-- EXERCISE REQUIREMENTS --
The records below are to be copied exactly, with their pictures left out.

-- MATERIAL TO PROCESS --
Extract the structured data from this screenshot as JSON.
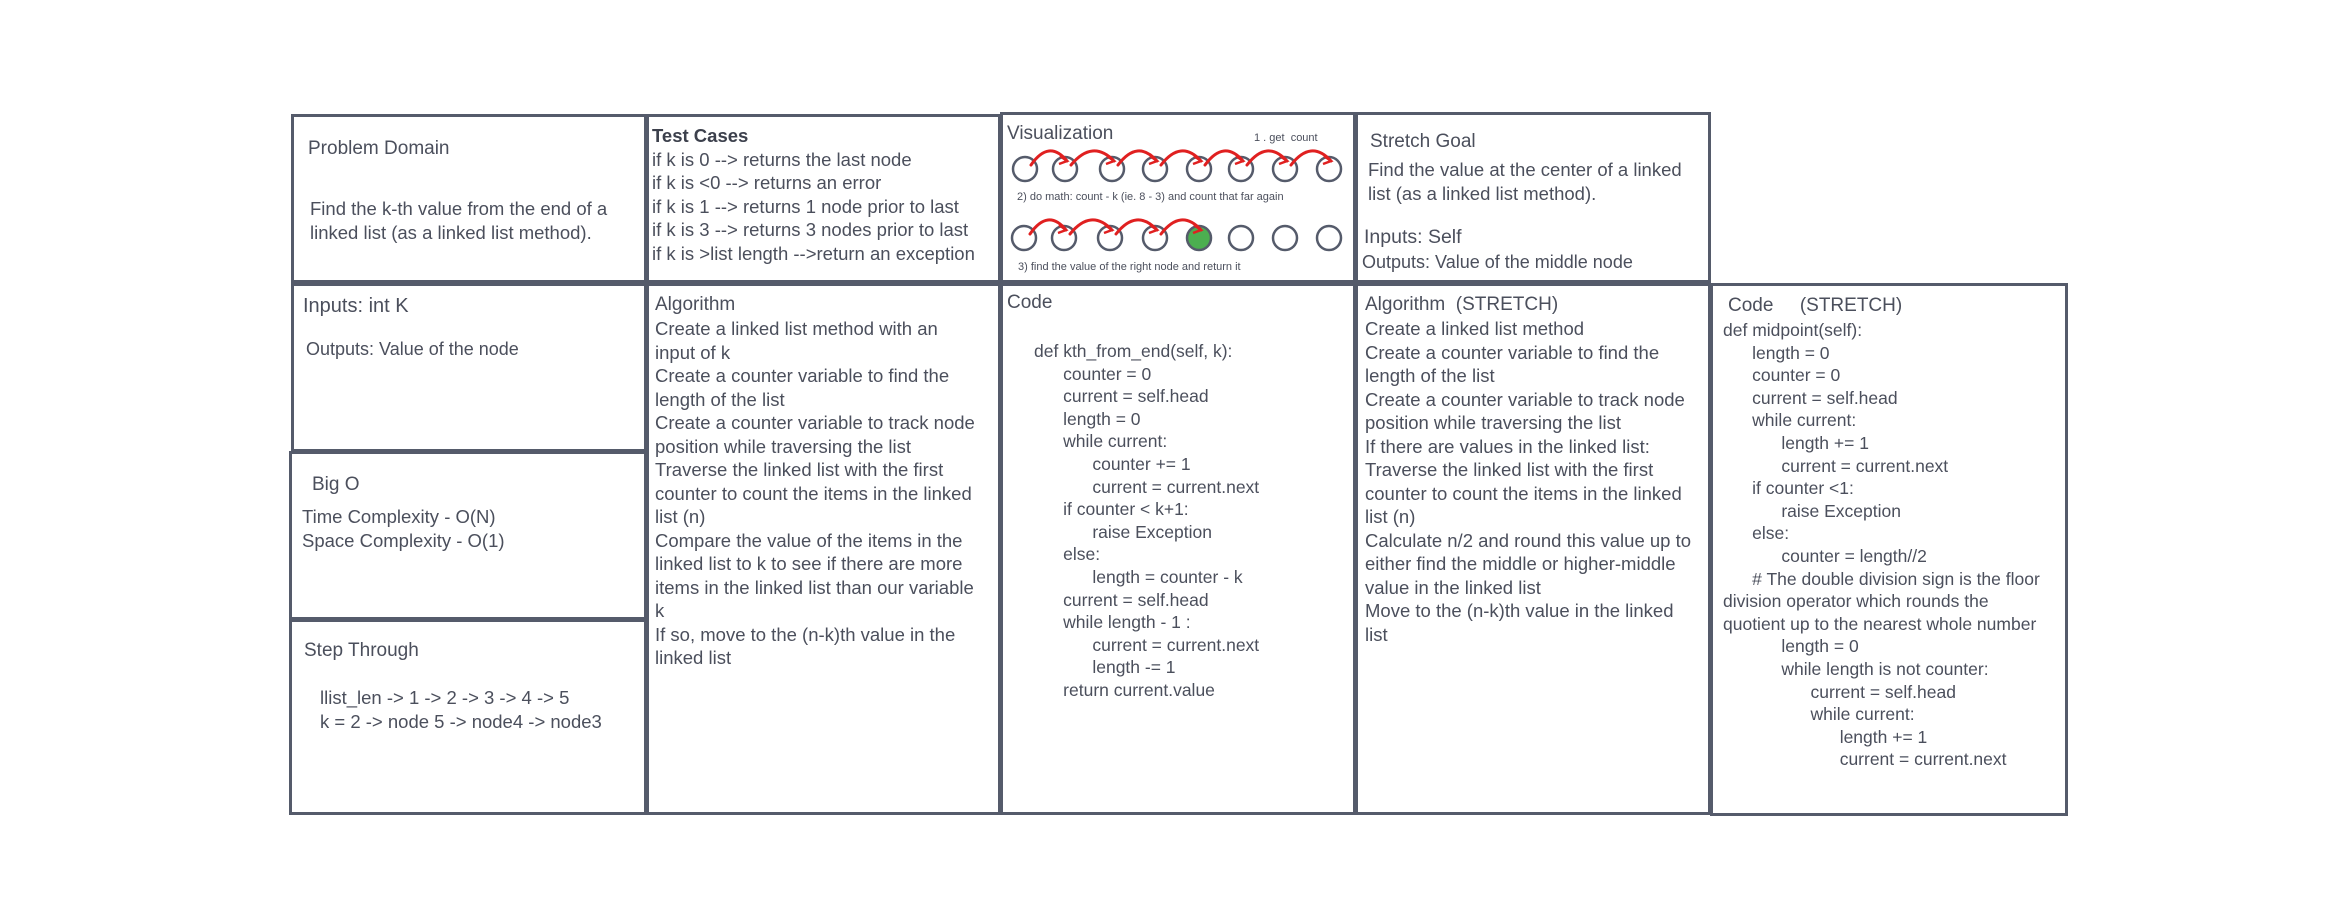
{
  "problem_domain": {
    "title": "Problem Domain",
    "lines": [
      "Find the k-th value from the end of a",
      "linked list (as a linked list method)."
    ]
  },
  "test_cases": {
    "title": "Test Cases",
    "lines": [
      "if k is 0 --> returns the last node",
      "if k is <0 --> returns an error",
      "if k is 1 --> returns 1 node prior to last",
      "if k is 3 --> returns 3 nodes prior to last",
      "if k is >list length -->return an exception"
    ]
  },
  "visualization": {
    "title": "Visualization",
    "step1": "1 . get  count",
    "step2": "2) do math: count - k (ie. 8 - 3) and count that far again",
    "step3": "3) find the value of the right node and return it",
    "row1_nodes": 8,
    "row2_nodes": 8,
    "highlight_node": 5,
    "arrow_color": "#e02020",
    "highlight_color": "#4caf50"
  },
  "stretch_goal": {
    "title": "Stretch Goal",
    "lines": [
      "Find the value at the center of a linked",
      "list (as a linked list method)."
    ],
    "inputs": "Inputs: Self",
    "outputs": "Outputs: Value of the middle node"
  },
  "inputs": {
    "title": "Inputs: int K",
    "outputs": "Outputs: Value of the node"
  },
  "algorithm": {
    "title": "Algorithm",
    "lines": [
      "Create a linked list method with an",
      "input of k",
      "Create a counter variable to find the",
      "length of the list",
      "Create a counter variable to track node",
      "position while traversing the list",
      "Traverse the linked list with the first",
      "counter to count the items in the linked",
      "list (n)",
      "Compare the value of the items in the",
      "linked list to k to see if there are more",
      "items in the linked list than our variable",
      "k",
      "If so, move to the (n-k)th value in the",
      "linked list"
    ]
  },
  "code": {
    "title": "Code",
    "lines": [
      "def kth_from_end(self, k):",
      "      counter = 0",
      "      current = self.head",
      "      length = 0",
      "      while current:",
      "            counter += 1",
      "            current = current.next",
      "      if counter < k+1:",
      "            raise Exception",
      "      else:",
      "            length = counter - k",
      "      current = self.head",
      "      while length - 1 :",
      "            current = current.next",
      "            length -= 1",
      "      return current.value"
    ]
  },
  "algorithm_stretch": {
    "title": "Algorithm  (STRETCH)",
    "lines": [
      "Create a linked list method",
      "Create a counter variable to find the",
      "length of the list",
      "Create a counter variable to track node",
      "position while traversing the list",
      "If there are values in the linked list:",
      "Traverse the linked list with the first",
      "counter to count the items in the linked",
      "list (n)",
      "Calculate n/2 and round this value up to",
      "either find the middle or higher-middle",
      "value in the linked list",
      "Move to the (n-k)th value in the linked",
      "list"
    ]
  },
  "code_stretch": {
    "title": "Code     (STRETCH)",
    "lines": [
      "def midpoint(self):",
      "      length = 0",
      "      counter = 0",
      "      current = self.head",
      "      while current:",
      "            length += 1",
      "            current = current.next",
      "      if counter <1:",
      "            raise Exception",
      "      else:",
      "            counter = length//2",
      "      # The double division sign is the floor",
      "division operator which rounds the",
      "quotient up to the nearest whole number",
      "",
      "            length = 0",
      "            while length is not counter:",
      "                  current = self.head",
      "                  while current:",
      "                        length += 1",
      "                        current = current.next"
    ]
  },
  "big_o": {
    "title": "Big O",
    "time": "Time Complexity - O(N)",
    "space": "Space Complexity - O(1)"
  },
  "step_through": {
    "title": "Step Through",
    "line1": "llist_len -> 1 -> 2 -> 3 -> 4 -> 5",
    "line2": "k = 2 -> node 5 -> node4 -> node3"
  }
}
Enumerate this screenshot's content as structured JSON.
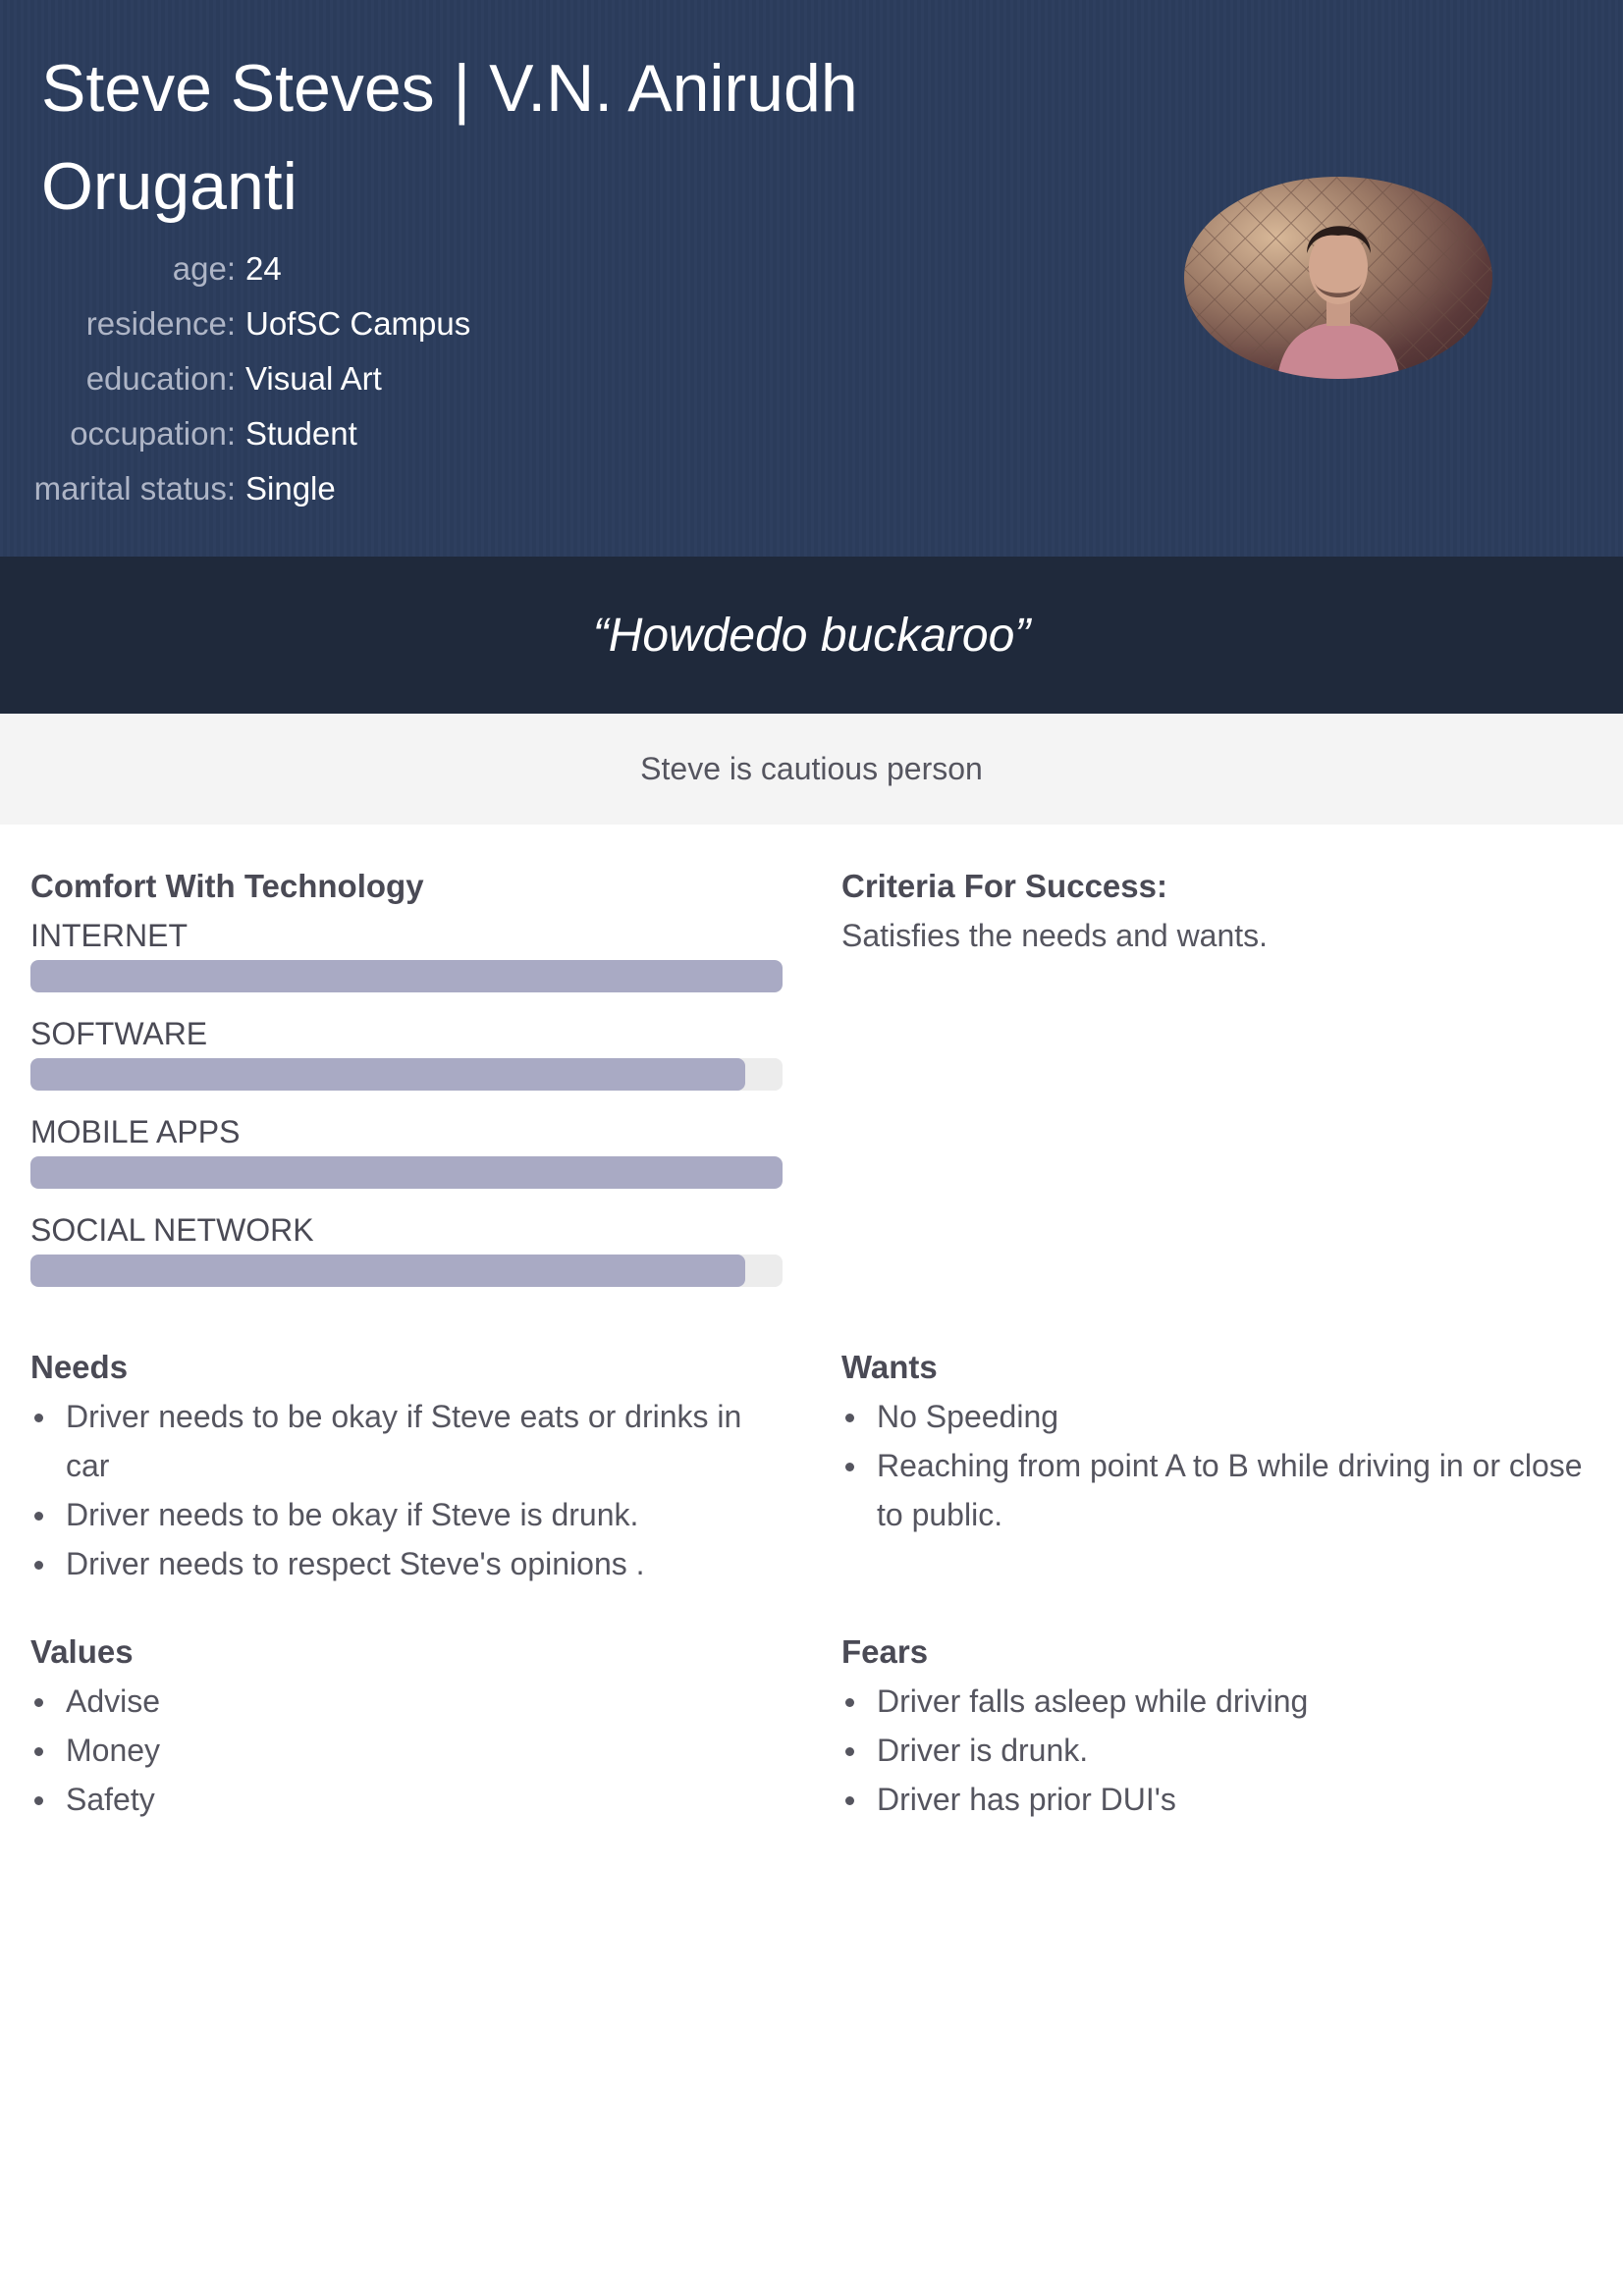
{
  "persona": {
    "name": "Steve Steves | V.N. Anirudh Oruganti",
    "facts": [
      {
        "label": "age:",
        "value": "24"
      },
      {
        "label": "residence:",
        "value": "UofSC Campus"
      },
      {
        "label": "education:",
        "value": "Visual Art"
      },
      {
        "label": "occupation:",
        "value": "Student"
      },
      {
        "label": "marital status:",
        "value": "Single"
      }
    ],
    "quote": "“Howdedo buckaroo”",
    "summary": "Steve is cautious person"
  },
  "technology": {
    "title": "Comfort With Technology",
    "skills": [
      {
        "label": "INTERNET",
        "level": 1.0
      },
      {
        "label": "SOFTWARE",
        "level": 0.95
      },
      {
        "label": "MOBILE APPS",
        "level": 1.0
      },
      {
        "label": "SOCIAL NETWORK",
        "level": 0.95
      }
    ]
  },
  "criteria": {
    "title": "Criteria For Success:",
    "text": "Satisfies the needs and wants."
  },
  "needs": {
    "title": "Needs",
    "items": [
      "Driver needs to be okay if Steve eats or drinks in car",
      "Driver needs to be okay if Steve is drunk.",
      "Driver needs to respect Steve's opinions ."
    ]
  },
  "wants": {
    "title": "Wants",
    "items": [
      "No Speeding",
      "Reaching from point A to B while driving in or close to public."
    ]
  },
  "values": {
    "title": "Values",
    "items": [
      "Advise",
      "Money",
      "Safety"
    ]
  },
  "fears": {
    "title": "Fears",
    "items": [
      "Driver falls asleep while driving",
      "Driver is drunk.",
      "Driver has prior DUI's"
    ]
  },
  "colors": {
    "header_bg": "#2c3d5d",
    "quote_bg": "#1f293b",
    "summary_bg": "#f4f4f4",
    "bar_fill": "#a9aac4",
    "bar_track": "#ececec"
  }
}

-- RESULT --
Extract the structured data from this screenshot as JSON.
{
  "problem_domain": {
    "title": "Problem Domain",
    "lines": [
      "Find the k-th value from the end of a",
      "linked list (as a linked list method)."
    ]
  },
  "test_cases": {
    "title": "Test Cases",
    "lines": [
      "if k is 0 --> returns the last node",
      "if k is <0 --> returns an error",
      "if k is 1 --> returns 1 node prior to last",
      "if k is 3 --> returns 3 nodes prior to last",
      "if k is >list length -->return an exception"
    ]
  },
  "visualization": {
    "title": "Visualization",
    "step1": "1 . get  count",
    "step2": "2) do math: count - k (ie. 8 - 3) and count that far again",
    "step3": "3) find the value of the right node and return it",
    "row1_nodes": 8,
    "row2_nodes": 8,
    "highlight_node": 5,
    "arrow_color": "#e02020",
    "highlight_color": "#4caf50"
  },
  "stretch_goal": {
    "title": "Stretch Goal",
    "lines": [
      "Find the value at the center of a linked",
      "list (as a linked list method)."
    ],
    "inputs": "Inputs: Self",
    "outputs": "Outputs: Value of the middle node"
  },
  "inputs": {
    "title": "Inputs: int K",
    "outputs": "Outputs: Value of the node"
  },
  "algorithm": {
    "title": "Algorithm",
    "lines": [
      "Create a linked list method with an",
      "input of k",
      "Create a counter variable to find the",
      "length of the list",
      "Create a counter variable to track node",
      "position while traversing the list",
      "Traverse the linked list with the first",
      "counter to count the items in the linked",
      "list (n)",
      "Compare the value of the items in the",
      "linked list to k to see if there are more",
      "items in the linked list than our variable",
      "k",
      "If so, move to the (n-k)th value in the",
      "linked list"
    ]
  },
  "code": {
    "title": "Code",
    "lines": [
      "def kth_from_end(self, k):",
      "      counter = 0",
      "      current = self.head",
      "      length = 0",
      "      while current:",
      "            counter += 1",
      "            current = current.next",
      "      if counter < k+1:",
      "            raise Exception",
      "      else:",
      "            length = counter - k",
      "      current = self.head",
      "      while length - 1 :",
      "            current = current.next",
      "            length -= 1",
      "      return current.value"
    ]
  },
  "algorithm_stretch": {
    "title": "Algorithm  (STRETCH)",
    "lines": [
      "Create a linked list method",
      "Create a counter variable to find the",
      "length of the list",
      "Create a counter variable to track node",
      "position while traversing the list",
      "If there are values in the linked list:",
      "Traverse the linked list with the first",
      "counter to count the items in the linked",
      "list (n)",
      "Calculate n/2 and round this value up to",
      "either find the middle or higher-middle",
      "value in the linked list",
      "Move to the (n-k)th value in the linked",
      "list"
    ]
  },
  "code_stretch": {
    "title": "Code     (STRETCH)",
    "lines": [
      "def midpoint(self):",
      "      length = 0",
      "      counter = 0",
      "      current = self.head",
      "      while current:",
      "            length += 1",
      "            current = current.next",
      "      if counter <1:",
      "            raise Exception",
      "      else:",
      "            counter = length//2",
      "      # The double division sign is the floor",
      "division operator which rounds the",
      "quotient up to the nearest whole number",
      "",
      "            length = 0",
      "            while length is not counter:",
      "                  current = self.head",
      "                  while current:",
      "                        length += 1",
      "                        current = current.next"
    ]
  },
  "big_o": {
    "title": "Big O",
    "time": "Time Complexity - O(N)",
    "space": "Space Complexity - O(1)"
  },
  "step_through": {
    "title": "Step Through",
    "line1": "llist_len -> 1 -> 2 -> 3 -> 4 -> 5",
    "line2": "k = 2 -> node 5 -> node4 -> node3"
  }
}
Enumerate this screenshot's content as structured JSON.
{
  "persona": {
    "name": "Steve Steves | V.N. Anirudh Oruganti",
    "facts": [
      {
        "label": "age:",
        "value": "24"
      },
      {
        "label": "residence:",
        "value": "UofSC Campus"
      },
      {
        "label": "education:",
        "value": "Visual Art"
      },
      {
        "label": "occupation:",
        "value": "Student"
      },
      {
        "label": "marital status:",
        "value": "Single"
      }
    ],
    "quote": "“Howdedo buckaroo”",
    "summary": "Steve is cautious person"
  },
  "technology": {
    "title": "Comfort With Technology",
    "skills": [
      {
        "label": "INTERNET",
        "level": 1.0
      },
      {
        "label": "SOFTWARE",
        "level": 0.95
      },
      {
        "label": "MOBILE APPS",
        "level": 1.0
      },
      {
        "label": "SOCIAL NETWORK",
        "level": 0.95
      }
    ]
  },
  "criteria": {
    "title": "Criteria For Success:",
    "text": "Satisfies the needs and wants."
  },
  "needs": {
    "title": "Needs",
    "items": [
      "Driver needs to be okay if Steve eats or drinks in car",
      "Driver needs to be okay if Steve is drunk.",
      "Driver needs to respect Steve's opinions ."
    ]
  },
  "wants": {
    "title": "Wants",
    "items": [
      "No Speeding",
      "Reaching from point A to B while driving in or close to public."
    ]
  },
  "values": {
    "title": "Values",
    "items": [
      "Advise",
      "Money",
      "Safety"
    ]
  },
  "fears": {
    "title": "Fears",
    "items": [
      "Driver falls asleep while driving",
      "Driver is drunk.",
      "Driver has prior DUI's"
    ]
  },
  "colors": {
    "header_bg": "#2c3d5d",
    "quote_bg": "#1f293b",
    "summary_bg": "#f4f4f4",
    "bar_fill": "#a9aac4",
    "bar_track": "#ececec"
  }
}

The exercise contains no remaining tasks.